Reproduce the listing exactly. Omit pictures.

■ DATASET CONTENT:
☆ ☆ ☆ ☆ ☆

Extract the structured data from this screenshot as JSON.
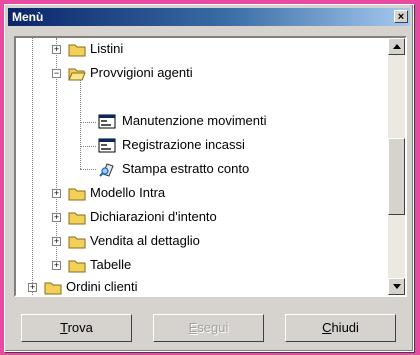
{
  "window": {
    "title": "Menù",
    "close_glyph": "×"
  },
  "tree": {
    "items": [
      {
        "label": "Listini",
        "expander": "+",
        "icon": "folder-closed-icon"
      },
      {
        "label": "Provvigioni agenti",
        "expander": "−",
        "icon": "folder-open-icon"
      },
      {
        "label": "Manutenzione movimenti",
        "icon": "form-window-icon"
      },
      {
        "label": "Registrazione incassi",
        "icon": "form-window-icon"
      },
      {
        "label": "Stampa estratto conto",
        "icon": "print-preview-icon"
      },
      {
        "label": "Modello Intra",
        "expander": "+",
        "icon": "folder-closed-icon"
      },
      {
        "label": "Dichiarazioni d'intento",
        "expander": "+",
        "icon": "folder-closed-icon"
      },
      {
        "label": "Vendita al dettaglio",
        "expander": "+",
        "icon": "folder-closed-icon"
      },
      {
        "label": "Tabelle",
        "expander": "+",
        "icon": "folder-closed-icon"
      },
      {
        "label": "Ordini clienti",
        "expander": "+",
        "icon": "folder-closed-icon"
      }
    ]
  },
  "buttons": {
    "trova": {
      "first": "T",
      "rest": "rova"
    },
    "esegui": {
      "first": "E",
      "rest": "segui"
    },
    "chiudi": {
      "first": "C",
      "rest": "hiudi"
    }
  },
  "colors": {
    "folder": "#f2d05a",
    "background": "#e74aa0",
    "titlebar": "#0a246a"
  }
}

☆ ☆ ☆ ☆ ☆

■ WRITTEN ANSWER:
Extract the structured data from this screenshot as JSON.
{
  "window": {
    "title": "Menù",
    "close_glyph": "×"
  },
  "tree": {
    "items": [
      {
        "label": "Listini",
        "expander": "+",
        "icon": "folder-closed-icon"
      },
      {
        "label": "Provvigioni agenti",
        "expander": "−",
        "icon": "folder-open-icon"
      },
      {
        "label": "Manutenzione movimenti",
        "icon": "form-window-icon"
      },
      {
        "label": "Registrazione incassi",
        "icon": "form-window-icon"
      },
      {
        "label": "Stampa estratto conto",
        "icon": "print-preview-icon"
      },
      {
        "label": "Modello Intra",
        "expander": "+",
        "icon": "folder-closed-icon"
      },
      {
        "label": "Dichiarazioni d'intento",
        "expander": "+",
        "icon": "folder-closed-icon"
      },
      {
        "label": "Vendita al dettaglio",
        "expander": "+",
        "icon": "folder-closed-icon"
      },
      {
        "label": "Tabelle",
        "expander": "+",
        "icon": "folder-closed-icon"
      },
      {
        "label": "Ordini clienti",
        "expander": "+",
        "icon": "folder-closed-icon"
      }
    ]
  },
  "buttons": {
    "trova": {
      "first": "T",
      "rest": "rova"
    },
    "esegui": {
      "first": "E",
      "rest": "segui"
    },
    "chiudi": {
      "first": "C",
      "rest": "hiudi"
    }
  },
  "colors": {
    "folder": "#f2d05a",
    "background": "#e74aa0",
    "titlebar": "#0a246a"
  }
}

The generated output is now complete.